The Hitman's Bodyguard
While no one is going to mistake The Hitman’s Bodyguard for high art, it will please those in the mood for late-summer fun.
The director Tim Burton wages a valiant battle to show us new and wonderful things. In a Hollywood that placidly recycles the same old images, Burton uses special effects and visual tricks to create sights that have never been seen before. That is the good news. The disappointment is that Burton has not yet found the storytelling and character-building strength to go along with his pictorial flair.
That was true even of his "Batman," which was 1989's box office champion, but could have been a better film, I believe, if there had been anyone in it to inspire our emotional commitment. Even comic characters can make us care. Unlike Richard Donner's original "Superman," which actually had a heart beneath its special effects, Burton's "Batman" occupied a terrain in which every character was a grotesque of one sort of another, and all of their actions were inspired by shallow melodramatic motivations.
That movie was stolen by a supporting character - Jack Nicholson's Joker - and now comes "Edward Scissorhands," another inventive effort in which the hero is strangely remote. He is intended, I think, as an everyman, a universal figure like one of the silent movie clowns, who exists on a different plane from the people he meets in his adventures. One problem is that the other people are as weird, in their ways, as he is: Everyone in this film is stylized and peculiar, so he becomes another exhibit in the menagerie, instead of a commentary on it.
The movie takes place in an entirely artificial world, where a haunting gothic castle crouches on a mountaintop high above a storybook suburb, a goofy sitcom neighborhood where all of the houses are shades of pastels and all of the inhabitants seem to be emotional clones of the Jetsons.
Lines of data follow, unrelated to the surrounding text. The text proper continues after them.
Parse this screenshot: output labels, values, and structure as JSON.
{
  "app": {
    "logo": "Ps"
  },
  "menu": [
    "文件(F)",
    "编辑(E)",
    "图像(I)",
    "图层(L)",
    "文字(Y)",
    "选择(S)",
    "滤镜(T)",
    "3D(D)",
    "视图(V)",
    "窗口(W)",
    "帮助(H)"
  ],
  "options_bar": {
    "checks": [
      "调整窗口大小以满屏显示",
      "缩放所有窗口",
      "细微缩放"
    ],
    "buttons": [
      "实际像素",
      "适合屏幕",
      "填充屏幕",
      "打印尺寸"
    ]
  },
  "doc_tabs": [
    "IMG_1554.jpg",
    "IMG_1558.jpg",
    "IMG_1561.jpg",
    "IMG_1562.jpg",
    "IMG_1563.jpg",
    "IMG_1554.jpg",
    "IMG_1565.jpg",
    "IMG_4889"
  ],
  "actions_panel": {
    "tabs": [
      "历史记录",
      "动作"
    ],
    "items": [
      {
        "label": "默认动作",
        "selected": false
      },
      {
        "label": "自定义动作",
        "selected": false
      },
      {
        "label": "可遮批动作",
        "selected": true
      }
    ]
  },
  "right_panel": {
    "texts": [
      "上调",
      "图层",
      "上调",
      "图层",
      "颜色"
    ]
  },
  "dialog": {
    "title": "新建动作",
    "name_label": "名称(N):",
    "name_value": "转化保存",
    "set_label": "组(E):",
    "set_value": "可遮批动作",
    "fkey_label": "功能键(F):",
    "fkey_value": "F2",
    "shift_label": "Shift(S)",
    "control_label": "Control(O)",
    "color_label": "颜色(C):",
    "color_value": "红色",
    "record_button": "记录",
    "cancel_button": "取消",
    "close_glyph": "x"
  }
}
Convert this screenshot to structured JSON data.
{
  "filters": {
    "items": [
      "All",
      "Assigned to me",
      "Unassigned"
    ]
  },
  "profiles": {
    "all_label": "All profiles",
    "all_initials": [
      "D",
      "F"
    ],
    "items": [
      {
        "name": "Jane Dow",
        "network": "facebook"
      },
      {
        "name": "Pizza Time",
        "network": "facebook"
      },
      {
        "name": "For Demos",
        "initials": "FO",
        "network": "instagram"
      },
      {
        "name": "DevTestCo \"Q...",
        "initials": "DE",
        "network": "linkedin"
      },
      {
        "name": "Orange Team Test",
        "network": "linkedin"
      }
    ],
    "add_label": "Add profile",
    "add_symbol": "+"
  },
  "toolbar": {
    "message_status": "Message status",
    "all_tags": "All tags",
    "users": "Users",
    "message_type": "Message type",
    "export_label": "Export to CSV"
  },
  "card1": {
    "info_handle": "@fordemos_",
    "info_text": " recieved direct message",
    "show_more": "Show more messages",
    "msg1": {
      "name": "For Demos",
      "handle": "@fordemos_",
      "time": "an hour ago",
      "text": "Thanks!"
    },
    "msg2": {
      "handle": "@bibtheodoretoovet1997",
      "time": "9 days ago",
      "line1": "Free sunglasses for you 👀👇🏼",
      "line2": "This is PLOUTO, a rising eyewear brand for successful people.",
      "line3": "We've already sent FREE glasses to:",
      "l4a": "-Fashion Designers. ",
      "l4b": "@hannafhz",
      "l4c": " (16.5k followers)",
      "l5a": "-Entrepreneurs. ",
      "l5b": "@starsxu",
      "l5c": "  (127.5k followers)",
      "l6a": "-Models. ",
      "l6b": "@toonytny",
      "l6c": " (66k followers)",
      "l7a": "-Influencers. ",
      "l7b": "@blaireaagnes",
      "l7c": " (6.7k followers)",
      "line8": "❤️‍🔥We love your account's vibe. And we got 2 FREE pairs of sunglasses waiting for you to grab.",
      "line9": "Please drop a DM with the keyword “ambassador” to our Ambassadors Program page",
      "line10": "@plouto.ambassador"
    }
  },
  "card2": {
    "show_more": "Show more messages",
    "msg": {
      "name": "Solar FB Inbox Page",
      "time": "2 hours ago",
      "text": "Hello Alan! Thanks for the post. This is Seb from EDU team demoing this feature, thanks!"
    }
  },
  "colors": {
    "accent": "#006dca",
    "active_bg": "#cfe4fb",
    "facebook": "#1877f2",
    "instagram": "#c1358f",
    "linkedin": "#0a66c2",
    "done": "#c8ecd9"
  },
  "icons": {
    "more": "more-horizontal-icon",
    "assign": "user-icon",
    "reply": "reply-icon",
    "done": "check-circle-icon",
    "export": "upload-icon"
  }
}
The warmest and most human resident of this suburb is the Avon lady (Dianne Wiest), who comes calling one day at the castle - not even its forbidding facade can deter her - and finds it occupied only by a lonely young man named Edward (Johnny Depp).
His story, told in a flashback, is a sad one. He was created by a mad inventor (Vincent Price), who was almost finished with his task when he died, leaving Edward with temporary scissors in place of real hands. One look at Edward and we see that scissors are inconvenient substitutes for fingers: His face is a mass of scars, and he tends to shred everything he tries to pick up.
The neighbors in this suburb are insatiably curious, led by a nosy neighbor named Joyce (Kathy Baker). The movie then develops into a series of situations that seem inspired by silent comedy, as when Edward tries to pick up a pea.
Successful satire has to have a place to stand, and a target to aim at. The entire world of "Edward Scissorhands" is satire, and so Edward inhabits it, rather than taking aim at it. Even if he lived in a more hospitable world, however, it is hard to tell what satirical comment Edward would have to make, because the movie makes an abrupt switch in his character about two-thirds of the way through. Until then he's been a gentle, goofy soul, a quixotic outsider. Then Burton and his writer, Caroline Thompson, go on autopilot and paste in a standard Hollywood ending.
You know what that is. The hero and the villain meet, there is a deadly confrontation, and no prizes for guessing who wins.
Except in pure action films, situations used to be solved by dialogue and plot developments. No more. Now someone is killed, and that's the solution, and the movie is over. In "Edward Scissorhands," the villain is a neighborhood lout named Jim (Anthony Michael Hall), who doesn't like guys with scissors for hands, and picks on Edward until finally there is a trumped-up fight to the finish up at the castle.
This conclusion is so lame it's disheartening. Surely anyone clever enough to dream up Edward Scissorhands should be swift enough to think of a payoff that involves our imagination.
All of Burton's movies look great. "Pee-wee's Big Adventure" was an unalloyed visual delight, and so was "Beetlejuice," and "Batman" gave us a Gotham City that was one of the most original and atmospheric places I've seen in the movies. But shouldn't there be something more? Some attempt to make the characters more than caricatures? All of the central characters in a Burton film - Pee-wee, the demon Betelgeuse, Batman, the Joker or Edward Scissorhands - exist in personality vacuums; they're self-contained oddities with no connection to the real world. It's saying something about a director's work when the most well-rounded and socialized hero in any of his films is Pee-wee Herman.